Diego Aguilar-Canabal
Wednesday, November 30, 2016

At a special meeting last night, Menlo Park’s City Council approved an upgrade to the city’s General Plan by a 4-1 vote, a significant reform to local land-use regulations that have been largely untouched since 1994. After weathering mild controversies over Facebook’s proposal to build workforce housing near their corporate campus, Menlo Park has essentially quintupled its allowable residential capacity.

Known as ConnectMenlo, the plan to encourage mixed-use development in Menlo Park has been a top priority on the City Council’s Work Plan for 2016. These efforts include rezonings that will allow for more “vibrant” uses of land, including entertainment and retail where such establishments were previously not allowed. Crucially, the plan rezones the Bayside area, home to Facebook’s global headquarters, to include 5,500 dwelling units—a net increase of 4,500 units. According to the staff report delivered to the Council, city staff “anticipates working with property owners to aggressively recruit new retail and entertainment uses as soon as the zoning allows.”

The plan also includes goals for 20% Below Market Rate units in all new residential developments.

(source: ConnectMenlo)

This update is the culmination of over 60 community meetings, in which neighbors and commercial stakeholders met to discuss a “live/work/play” neighborhood plan to revitalize a mostly industrial area. “Transportation was an important concern,” said Adina Levin, a Menlo Park resident and board member of Friends Of Caltrain who attended many meetings. “One of the motivations to approve the plan is that housing is an important transportation solution to help people commute and run errands without driving.”

Under new Green and Sustainable Building Standards in the General Plan upgrade, future development will have to conform to requirements for water efficiency and recycling, including dual plumbing and water budgets.

In anticipation of an argument that arises time and again in San Francisco’s contentious land-use battles, the rezonings will also require a diversity of units, both for single occupants and families.
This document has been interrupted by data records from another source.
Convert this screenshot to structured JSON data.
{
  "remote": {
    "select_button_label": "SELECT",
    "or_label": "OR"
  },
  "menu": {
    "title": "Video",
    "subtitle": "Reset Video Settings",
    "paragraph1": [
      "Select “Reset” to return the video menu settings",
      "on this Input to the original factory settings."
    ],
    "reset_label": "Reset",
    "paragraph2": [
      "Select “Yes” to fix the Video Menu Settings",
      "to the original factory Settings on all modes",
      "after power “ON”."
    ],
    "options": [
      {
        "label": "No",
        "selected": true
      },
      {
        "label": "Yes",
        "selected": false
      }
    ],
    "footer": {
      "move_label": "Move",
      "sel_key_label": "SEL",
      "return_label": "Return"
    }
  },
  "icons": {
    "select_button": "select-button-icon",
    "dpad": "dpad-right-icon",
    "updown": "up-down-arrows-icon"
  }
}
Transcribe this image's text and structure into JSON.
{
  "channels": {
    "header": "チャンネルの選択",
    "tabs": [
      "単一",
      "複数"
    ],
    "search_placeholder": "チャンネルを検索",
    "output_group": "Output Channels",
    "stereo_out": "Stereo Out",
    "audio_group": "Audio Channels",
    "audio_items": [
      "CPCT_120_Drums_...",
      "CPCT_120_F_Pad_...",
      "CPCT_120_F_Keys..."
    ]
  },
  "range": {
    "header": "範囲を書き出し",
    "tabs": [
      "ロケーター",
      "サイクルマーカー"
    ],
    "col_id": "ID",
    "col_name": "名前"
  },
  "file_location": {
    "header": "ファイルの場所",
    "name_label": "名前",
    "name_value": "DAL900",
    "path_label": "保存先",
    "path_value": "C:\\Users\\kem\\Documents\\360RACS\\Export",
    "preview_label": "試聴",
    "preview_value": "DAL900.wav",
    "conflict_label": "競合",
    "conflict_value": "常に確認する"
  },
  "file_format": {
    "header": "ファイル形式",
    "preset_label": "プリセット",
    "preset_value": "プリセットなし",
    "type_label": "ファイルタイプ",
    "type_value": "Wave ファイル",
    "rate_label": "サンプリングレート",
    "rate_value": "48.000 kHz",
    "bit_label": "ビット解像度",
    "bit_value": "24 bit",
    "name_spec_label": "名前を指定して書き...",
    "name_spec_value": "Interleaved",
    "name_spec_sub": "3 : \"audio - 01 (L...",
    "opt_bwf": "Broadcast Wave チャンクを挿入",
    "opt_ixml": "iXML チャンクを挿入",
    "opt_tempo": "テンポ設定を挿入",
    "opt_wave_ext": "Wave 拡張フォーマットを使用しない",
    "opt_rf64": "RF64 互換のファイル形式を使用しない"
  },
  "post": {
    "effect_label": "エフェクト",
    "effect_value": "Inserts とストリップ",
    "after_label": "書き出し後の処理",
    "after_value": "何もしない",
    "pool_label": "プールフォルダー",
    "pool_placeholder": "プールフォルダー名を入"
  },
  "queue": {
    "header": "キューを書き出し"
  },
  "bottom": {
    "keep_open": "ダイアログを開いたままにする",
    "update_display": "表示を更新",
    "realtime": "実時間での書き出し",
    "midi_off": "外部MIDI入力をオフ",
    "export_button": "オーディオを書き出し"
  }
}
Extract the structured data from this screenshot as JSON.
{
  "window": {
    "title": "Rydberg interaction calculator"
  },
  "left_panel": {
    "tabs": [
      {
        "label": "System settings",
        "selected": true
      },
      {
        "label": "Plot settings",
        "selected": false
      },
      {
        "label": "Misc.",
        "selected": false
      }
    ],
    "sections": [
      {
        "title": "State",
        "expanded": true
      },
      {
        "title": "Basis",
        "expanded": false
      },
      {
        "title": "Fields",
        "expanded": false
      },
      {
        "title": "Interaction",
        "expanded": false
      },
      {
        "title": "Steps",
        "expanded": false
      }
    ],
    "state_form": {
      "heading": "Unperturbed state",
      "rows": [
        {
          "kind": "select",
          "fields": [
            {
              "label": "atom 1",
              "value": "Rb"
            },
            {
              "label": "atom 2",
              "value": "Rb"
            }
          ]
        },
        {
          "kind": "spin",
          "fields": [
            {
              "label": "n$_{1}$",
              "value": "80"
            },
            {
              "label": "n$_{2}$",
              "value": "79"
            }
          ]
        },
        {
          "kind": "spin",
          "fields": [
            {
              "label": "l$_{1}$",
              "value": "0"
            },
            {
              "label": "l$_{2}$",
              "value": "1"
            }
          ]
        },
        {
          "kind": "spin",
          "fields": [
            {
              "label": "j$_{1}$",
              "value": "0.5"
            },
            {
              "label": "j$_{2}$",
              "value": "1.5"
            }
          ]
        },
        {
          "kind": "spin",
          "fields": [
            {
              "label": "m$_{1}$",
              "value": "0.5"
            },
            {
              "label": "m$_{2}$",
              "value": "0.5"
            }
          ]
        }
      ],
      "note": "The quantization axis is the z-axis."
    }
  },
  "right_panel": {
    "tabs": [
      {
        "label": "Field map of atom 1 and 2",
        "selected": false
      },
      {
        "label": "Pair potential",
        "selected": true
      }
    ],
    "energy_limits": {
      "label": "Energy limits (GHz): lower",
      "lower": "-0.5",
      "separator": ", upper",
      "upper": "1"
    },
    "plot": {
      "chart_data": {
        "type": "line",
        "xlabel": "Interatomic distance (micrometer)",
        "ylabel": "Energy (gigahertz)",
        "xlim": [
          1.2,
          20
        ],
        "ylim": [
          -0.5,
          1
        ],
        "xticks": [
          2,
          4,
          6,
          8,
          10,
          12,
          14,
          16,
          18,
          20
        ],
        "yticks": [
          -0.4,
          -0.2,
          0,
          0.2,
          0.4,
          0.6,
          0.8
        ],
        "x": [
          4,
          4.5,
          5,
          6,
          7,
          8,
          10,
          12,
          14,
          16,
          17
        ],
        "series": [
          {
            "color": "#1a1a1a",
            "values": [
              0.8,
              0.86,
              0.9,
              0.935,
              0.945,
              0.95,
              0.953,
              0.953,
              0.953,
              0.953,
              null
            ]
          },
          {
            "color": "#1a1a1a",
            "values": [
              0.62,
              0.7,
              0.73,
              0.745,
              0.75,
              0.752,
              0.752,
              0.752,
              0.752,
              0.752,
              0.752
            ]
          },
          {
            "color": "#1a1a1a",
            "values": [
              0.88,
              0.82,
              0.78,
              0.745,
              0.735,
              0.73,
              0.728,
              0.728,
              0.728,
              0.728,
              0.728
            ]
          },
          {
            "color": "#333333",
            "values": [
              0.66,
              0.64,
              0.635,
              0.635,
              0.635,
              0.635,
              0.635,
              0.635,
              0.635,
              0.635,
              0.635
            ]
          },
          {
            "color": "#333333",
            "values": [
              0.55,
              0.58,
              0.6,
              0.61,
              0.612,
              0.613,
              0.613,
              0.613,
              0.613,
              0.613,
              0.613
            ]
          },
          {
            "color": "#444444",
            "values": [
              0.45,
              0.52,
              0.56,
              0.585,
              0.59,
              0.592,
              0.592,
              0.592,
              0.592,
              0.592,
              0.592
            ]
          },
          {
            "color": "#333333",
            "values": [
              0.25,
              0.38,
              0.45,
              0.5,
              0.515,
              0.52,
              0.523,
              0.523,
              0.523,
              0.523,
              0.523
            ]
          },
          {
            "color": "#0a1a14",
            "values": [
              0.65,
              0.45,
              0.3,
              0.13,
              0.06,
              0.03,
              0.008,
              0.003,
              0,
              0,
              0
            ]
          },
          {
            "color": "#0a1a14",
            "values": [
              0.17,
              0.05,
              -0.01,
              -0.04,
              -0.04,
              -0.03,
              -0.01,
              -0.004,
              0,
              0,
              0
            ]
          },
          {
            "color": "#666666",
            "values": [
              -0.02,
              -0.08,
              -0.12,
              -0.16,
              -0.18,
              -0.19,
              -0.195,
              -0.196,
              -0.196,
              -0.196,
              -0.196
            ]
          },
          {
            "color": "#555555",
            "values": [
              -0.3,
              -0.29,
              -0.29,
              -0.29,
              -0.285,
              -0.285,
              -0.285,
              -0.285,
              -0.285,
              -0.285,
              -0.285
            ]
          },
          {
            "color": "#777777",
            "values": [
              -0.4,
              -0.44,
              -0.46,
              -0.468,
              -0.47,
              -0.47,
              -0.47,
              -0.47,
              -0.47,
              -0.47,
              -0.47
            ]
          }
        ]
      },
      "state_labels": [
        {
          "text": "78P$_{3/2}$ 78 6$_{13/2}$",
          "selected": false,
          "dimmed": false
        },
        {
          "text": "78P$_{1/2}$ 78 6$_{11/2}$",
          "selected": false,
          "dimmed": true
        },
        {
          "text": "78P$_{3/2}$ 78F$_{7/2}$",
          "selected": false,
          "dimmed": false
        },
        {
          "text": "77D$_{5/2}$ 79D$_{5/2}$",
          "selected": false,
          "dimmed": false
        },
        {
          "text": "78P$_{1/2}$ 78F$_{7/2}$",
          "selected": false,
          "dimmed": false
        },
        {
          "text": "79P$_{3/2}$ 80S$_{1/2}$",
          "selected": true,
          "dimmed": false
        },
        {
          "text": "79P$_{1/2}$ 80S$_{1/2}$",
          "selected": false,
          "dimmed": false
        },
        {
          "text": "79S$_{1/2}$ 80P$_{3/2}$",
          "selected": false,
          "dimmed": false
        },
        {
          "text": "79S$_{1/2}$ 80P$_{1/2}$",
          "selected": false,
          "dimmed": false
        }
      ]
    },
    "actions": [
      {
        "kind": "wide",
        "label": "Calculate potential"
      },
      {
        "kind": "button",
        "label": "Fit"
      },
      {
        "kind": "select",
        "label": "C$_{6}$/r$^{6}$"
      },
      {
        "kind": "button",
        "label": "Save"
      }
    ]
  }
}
One of the new districts will implement a “sliding scale” for the Floor Area Ratio (FAR) of units, which staff writes “would help create a mix of appropriately sized units instead of a few units that are very large.”